If i could I'd do much more cold bulk opposed to final proofing but it just doesn't work with my current setup and needs.  I'd have to stagger shapes in the same room as the oven is heating and it would get a little hectic.  I've considered trying it so i could offer a 100% wheat but haven't pulled the trigger on that experiment yet.  

Do you incorporate your spelt in the levain?  When I make batches with mid range whole grain i like to incorporate them in the levain to get the flavor from said grain being pre fermeneted.  

Well I'd love to see your results the next time you make it.  

Josh

varda's picture
varda

Hi Josh,   Re adding spelt to the starter itself, I used to do that, but lately take a more standardized approach which I find gives more predictable results, so I just put the spelt in final dough.   Yours looks so good, that maybe I should reconsider.  -Varda

golgi70's picture
golgi70

The spelt in the levain will make the overall difference.
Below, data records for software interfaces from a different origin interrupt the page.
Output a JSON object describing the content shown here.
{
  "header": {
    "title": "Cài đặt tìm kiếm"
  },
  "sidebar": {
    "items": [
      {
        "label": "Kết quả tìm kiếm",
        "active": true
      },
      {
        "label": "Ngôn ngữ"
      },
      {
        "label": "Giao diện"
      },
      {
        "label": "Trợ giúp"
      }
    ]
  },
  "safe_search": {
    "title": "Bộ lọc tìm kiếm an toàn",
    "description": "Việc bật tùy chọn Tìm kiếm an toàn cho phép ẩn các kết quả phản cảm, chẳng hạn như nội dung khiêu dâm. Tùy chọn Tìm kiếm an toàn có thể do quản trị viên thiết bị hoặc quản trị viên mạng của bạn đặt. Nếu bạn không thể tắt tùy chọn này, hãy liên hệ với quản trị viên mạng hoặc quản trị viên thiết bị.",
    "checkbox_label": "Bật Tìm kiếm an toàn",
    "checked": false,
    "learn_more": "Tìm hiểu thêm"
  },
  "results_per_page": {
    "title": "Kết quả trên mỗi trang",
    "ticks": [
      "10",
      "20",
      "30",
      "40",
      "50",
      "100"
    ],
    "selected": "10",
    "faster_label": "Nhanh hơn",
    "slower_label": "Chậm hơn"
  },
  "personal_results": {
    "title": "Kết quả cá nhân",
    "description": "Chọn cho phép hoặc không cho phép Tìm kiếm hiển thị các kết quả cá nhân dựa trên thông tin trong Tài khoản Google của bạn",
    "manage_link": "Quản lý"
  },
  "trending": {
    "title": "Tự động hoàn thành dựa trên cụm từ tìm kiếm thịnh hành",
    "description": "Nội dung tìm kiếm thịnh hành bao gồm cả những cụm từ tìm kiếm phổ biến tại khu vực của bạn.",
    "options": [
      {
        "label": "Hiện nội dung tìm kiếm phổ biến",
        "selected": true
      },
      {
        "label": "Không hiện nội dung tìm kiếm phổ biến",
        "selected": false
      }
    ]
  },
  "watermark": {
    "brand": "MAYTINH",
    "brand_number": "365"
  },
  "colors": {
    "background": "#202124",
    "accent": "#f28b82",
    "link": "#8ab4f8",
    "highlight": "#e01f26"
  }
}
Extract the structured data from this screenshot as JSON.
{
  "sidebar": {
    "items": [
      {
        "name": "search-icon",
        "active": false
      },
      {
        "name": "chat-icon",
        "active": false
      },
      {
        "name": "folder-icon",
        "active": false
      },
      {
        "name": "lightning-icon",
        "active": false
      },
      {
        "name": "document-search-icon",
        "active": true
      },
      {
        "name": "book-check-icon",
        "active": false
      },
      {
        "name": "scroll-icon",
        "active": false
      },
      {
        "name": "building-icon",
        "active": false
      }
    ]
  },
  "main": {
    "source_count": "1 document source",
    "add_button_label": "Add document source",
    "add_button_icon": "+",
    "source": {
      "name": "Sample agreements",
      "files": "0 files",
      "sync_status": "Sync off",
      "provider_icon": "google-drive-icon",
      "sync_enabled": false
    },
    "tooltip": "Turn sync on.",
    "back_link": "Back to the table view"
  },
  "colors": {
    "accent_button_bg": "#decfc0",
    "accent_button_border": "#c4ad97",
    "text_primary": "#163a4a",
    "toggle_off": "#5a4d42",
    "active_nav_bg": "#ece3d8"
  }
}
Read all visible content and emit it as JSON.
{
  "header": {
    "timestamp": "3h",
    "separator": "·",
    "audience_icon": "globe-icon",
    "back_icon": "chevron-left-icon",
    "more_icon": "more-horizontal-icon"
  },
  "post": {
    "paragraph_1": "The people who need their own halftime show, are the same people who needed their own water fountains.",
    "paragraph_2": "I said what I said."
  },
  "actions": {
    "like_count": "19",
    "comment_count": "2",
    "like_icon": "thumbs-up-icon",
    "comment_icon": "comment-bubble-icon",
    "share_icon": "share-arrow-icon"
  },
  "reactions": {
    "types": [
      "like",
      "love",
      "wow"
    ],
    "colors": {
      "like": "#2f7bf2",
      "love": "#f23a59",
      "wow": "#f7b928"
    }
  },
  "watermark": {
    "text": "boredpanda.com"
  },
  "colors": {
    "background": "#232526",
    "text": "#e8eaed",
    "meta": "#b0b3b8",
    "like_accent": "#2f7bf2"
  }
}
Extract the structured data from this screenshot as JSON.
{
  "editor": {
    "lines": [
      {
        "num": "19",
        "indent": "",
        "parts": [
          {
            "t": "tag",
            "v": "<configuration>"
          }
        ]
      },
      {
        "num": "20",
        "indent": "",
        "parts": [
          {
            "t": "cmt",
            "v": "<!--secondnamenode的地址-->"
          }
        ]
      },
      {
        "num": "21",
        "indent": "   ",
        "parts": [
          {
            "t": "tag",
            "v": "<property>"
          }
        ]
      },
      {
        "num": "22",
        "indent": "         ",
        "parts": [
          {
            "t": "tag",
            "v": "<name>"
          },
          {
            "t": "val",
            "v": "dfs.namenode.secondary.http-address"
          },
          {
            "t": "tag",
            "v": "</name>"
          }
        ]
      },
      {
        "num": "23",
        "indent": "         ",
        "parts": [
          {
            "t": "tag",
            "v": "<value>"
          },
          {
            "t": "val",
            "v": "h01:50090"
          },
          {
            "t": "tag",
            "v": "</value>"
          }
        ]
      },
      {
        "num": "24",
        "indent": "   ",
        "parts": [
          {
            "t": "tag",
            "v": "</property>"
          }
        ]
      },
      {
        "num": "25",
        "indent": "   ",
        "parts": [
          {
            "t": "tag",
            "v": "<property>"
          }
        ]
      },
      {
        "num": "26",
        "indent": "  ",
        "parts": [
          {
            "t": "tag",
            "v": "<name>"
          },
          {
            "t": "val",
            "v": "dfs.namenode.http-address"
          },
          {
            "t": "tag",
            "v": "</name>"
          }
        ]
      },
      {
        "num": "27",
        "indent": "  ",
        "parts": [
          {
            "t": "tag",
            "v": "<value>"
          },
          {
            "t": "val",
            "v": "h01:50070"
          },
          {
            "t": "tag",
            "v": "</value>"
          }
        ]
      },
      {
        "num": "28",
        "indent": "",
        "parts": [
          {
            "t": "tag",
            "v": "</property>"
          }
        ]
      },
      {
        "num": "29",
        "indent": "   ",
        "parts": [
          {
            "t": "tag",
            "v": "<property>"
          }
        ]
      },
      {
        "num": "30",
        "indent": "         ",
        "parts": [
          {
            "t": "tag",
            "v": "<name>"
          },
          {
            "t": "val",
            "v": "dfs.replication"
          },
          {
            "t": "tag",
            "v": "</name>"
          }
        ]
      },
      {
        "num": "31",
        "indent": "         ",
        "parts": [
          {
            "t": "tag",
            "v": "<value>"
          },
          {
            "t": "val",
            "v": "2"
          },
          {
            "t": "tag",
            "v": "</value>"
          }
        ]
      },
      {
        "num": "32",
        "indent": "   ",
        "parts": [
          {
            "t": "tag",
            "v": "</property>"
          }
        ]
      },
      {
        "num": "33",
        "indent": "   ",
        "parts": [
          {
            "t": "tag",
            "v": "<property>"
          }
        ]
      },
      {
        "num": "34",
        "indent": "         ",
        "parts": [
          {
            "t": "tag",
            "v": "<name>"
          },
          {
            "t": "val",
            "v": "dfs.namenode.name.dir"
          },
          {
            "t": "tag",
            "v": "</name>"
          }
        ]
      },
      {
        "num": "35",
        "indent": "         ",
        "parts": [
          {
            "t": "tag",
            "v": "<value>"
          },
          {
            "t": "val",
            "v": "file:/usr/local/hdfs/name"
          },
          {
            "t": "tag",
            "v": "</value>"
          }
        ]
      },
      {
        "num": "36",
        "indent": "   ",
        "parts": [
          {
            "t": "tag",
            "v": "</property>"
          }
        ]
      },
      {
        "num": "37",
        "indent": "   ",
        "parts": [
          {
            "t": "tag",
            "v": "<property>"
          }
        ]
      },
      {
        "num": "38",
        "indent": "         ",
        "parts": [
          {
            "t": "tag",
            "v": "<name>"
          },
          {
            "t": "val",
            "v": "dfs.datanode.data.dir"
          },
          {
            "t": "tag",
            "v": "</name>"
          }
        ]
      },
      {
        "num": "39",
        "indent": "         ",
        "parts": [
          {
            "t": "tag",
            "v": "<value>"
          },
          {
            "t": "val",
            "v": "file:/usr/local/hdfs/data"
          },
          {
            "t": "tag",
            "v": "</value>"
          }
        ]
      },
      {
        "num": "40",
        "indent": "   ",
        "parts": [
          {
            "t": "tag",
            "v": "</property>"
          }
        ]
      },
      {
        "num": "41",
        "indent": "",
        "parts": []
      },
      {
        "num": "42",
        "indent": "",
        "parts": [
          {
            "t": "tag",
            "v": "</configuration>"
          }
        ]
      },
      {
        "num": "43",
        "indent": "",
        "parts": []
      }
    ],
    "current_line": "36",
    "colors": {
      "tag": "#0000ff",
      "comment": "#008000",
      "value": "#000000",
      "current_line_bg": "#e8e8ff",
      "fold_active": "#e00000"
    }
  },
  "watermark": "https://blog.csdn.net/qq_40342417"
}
But if do remember spelt ferments quickly here as well and you will need to adjust your inoculation to keep on your schedule.  I like to preferment the focus of the said dough particularly when i'm doing a 20-30%.  In this case Spelt.  If I'm doing a Rye, even a light Rye I like to use my Rye Sour etc....  Gather flavor from added grain both in preferment and bulk opposed to just the latter.  

I think with this variation of Spelt the trick is in dough development/fermentation.  If you had improved results with decreased levain push it further and let the dough dictate.  Whenever I'm making a tweak like such I push big to start and then come back opposed to tiny steps.  So if you were at 23% and then 18 showed improvement.  Heck jump down to 12 and then work back.  You follow a different approach so you'll have to find your own sweet spot and you will.  

I look forward to your results.  

Josh

isand66's picture
isand66

Great looking loaves as usual Josh. 

Can you tell me what you are using to sift your flour?  I had tried to find some sifters on-line a while ago but couldn't find anything reasonably priced.

 

Thanks,
ian

golgi70's picture
golgi70

The flour i sifted here was from my last job where I used a stone mill.  Just used a simple sifter from the kitchen store. I I have not needed to use my mill yet as i have some backstock of aged flour.  But soon I will.  

From reading on here all you really need is a #30 sieve to get 15-20% extraction which is what we are usually looking for.  some get the notch coarser #20 and a notch finer #50 as well.  . .  http://www.keeneeng.com/Merchant2/merchant.mvc?

Someone else posted this link that I saved way back when.  25 bucks and your in business.  I haven't done much googling but I'm sure you might find em even cheaper than that.  I plan to experiment with the mill and HE Flour here pretty soon.  I'll let you know how it goes.  

Cheers

Josh